Little MX-5 makes a grand case for that summer-time drive
To fully prepare myself for the launch of this new, fourth generation Mazda MX-5, I took the current one for a week long test to reacquaint myself with a car that has defined the two-seater sports car class for a generation.
This new MX-5 is a back to basics design, focusing on reduced weight and even more driving fun.
There's no doubt that the car is lighter than before; in fact it's the lightest MX-5 since the Mk 1 and that's some achievement given the equipment we now expect on our cars.
Proportions are tighter too, with a slightly shorter body and a much snugger cabin than before.
The biggest surprise is just how close your nose comes to the windscreen.
The whole concept behind this more compact cabin was explained to us by one of Mazda's top designers with the aid of a sketchbook and it provided a fascinating insight into the car designer's craft.
The overall result is a body that's pleasing to the eye but much crisper and more modern than before.
Standard LED headlights are used to lower the bonnet line and give a sleeker look to the front. An MX-5 is all about the driving experience and in this area, they've got it spot on.
Our test route took in some fairly spectacular winding roads in the hills outside Nice and the little roadster took them in its stride.
We started with the 2-litre version, which unfortunately won't be coming to Ireland, even to special order.
With 160bhp and 100kg less to move around, it was a sprightly performer.
Exiting hairpin bends, it was possible to floor the pedal in second, causing the back end to shimmy out of line in a satisfying way.
A combination of sharp, electrically assisted steering and clever electronics work together to keep you out of trouble.
At the same time, the ride is amazingly compliant, with only the biggest bumps unsettling the car in any way.
A 6spd manual transmission is the only one on offer and it was a joy to use, with a short throw and a precise action.

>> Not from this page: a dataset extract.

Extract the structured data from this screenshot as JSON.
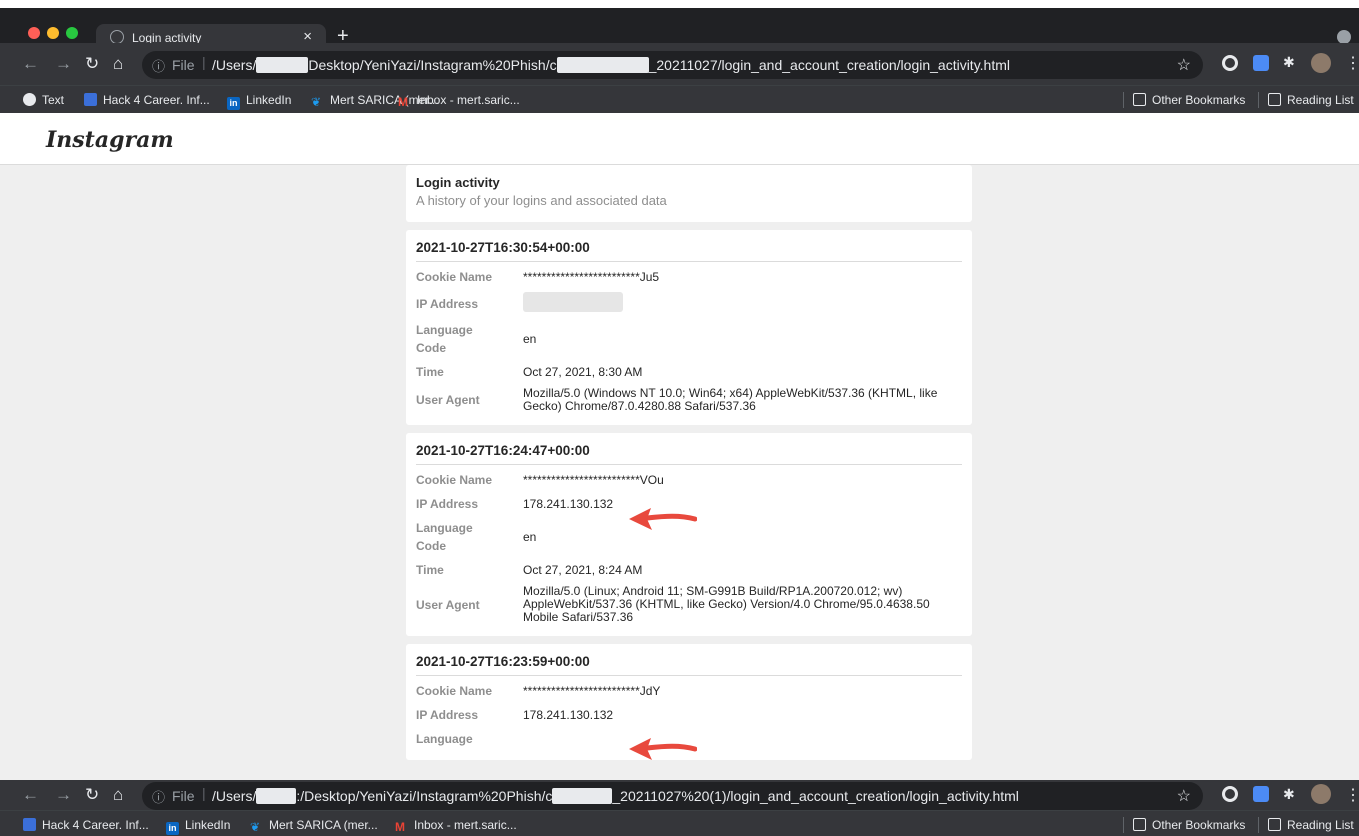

To complement this, the clutch is light and the pedals are ideally placed.
You sit lower than before and nearer the centre of the car, making for a more intimate driving position.
Next it was our turn in the 1.5 litre and, with 131bhp, it seems to have about the same performance as the current 2-litre car.
It's certainly quick enough but there's a definite step down in performance.
Both engines sound great though, with a pleasing rasp as you head towards the red line.
We didn't drive with the roof up, but it operates simply with one hand and no motor in sight.
A hardtop should follow next year. Neither roof impinges on boot space, which is slightly bigger than before.
Deliveries start in August with pricing from €27,995, substantially less than before.
Standard equipment includes 16ins alloys, air con, leather multi-function steering wheel and a 7ins touchscreen.
GT models come with gun metal grey alloys, heated leather seats, nine speaker Bose sound system, rear parking sensors, adaptive front lights, keyless entry and lane departure warning for a premium of €2,000.